The court did, however, leave undisturbed the FCC’s power to require ISPs to disclose how they manage Internet traffic. The court also agreed that the FCC has the power to regulate Internet service in a general sense, and left the door open for the FCC to draft specific rules addressing the classification issue that would pass judicial scrutiny and allow the FCC to re-impose net neutrality requirements.

Whether and how Network Neutrality regulations will come to pass remains to be seen. There are many proponents of net neutrality – after all, the idea that information should be “equally” available over the Internet is one that has broad appeal and support. However, others disagree with what they see as overly restrictive regulation of the Internet that might actually prevent service providers from being able to differentiate their services from one another and, therefore, would unfairly restrict them from being able to compete. Opponents of net neutrality also feel that any net neutrality rules could be a slippery slope toward more intrusive government regulation of the Internet.
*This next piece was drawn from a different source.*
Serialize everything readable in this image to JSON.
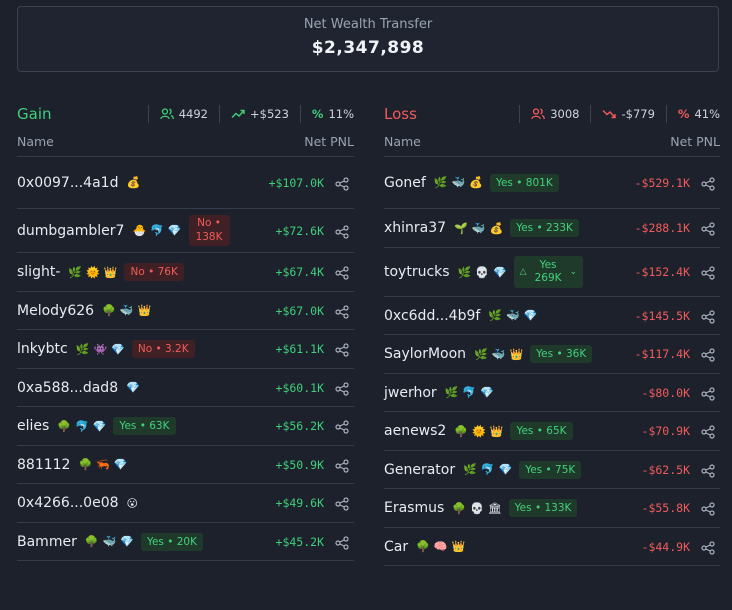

The Court of Appeals’ decision is already leaving big ripples. Just a few days ago, Netflix agreed to pay Comcast to ensure that its content flows quickly to Comcast customers, not in small part in reaction to Verizon. By some estimates, Netflix streaming accounts for up to 31% of total Internet traffic to homes in the United States. Apple was also recently reported to be in similar discussions with Comcast that would allow its content to flow quickly, thereby giving Apple an advantage over companies whose content flows slower.

Net neutrality faces an uncertain future. The FCC recently stated it will not appeal Verizon, but instead will regulate anti-competitive behavior on the Internet on a “case by case basis.” Along these lines, the FCC is reportedly drawing up new net neutrality regulations that it hopes will survive challenge in the courts. The issue of net neutrality is, in some sense, an issue of the limits of technology – as faster broadband becomes more generally available, concerns about the relative speed of one type of content over another may fade. Nevertheless, at least for the near future, net neutrality will remain a hot-button topic in the area of IP law and more specifically, Internet law.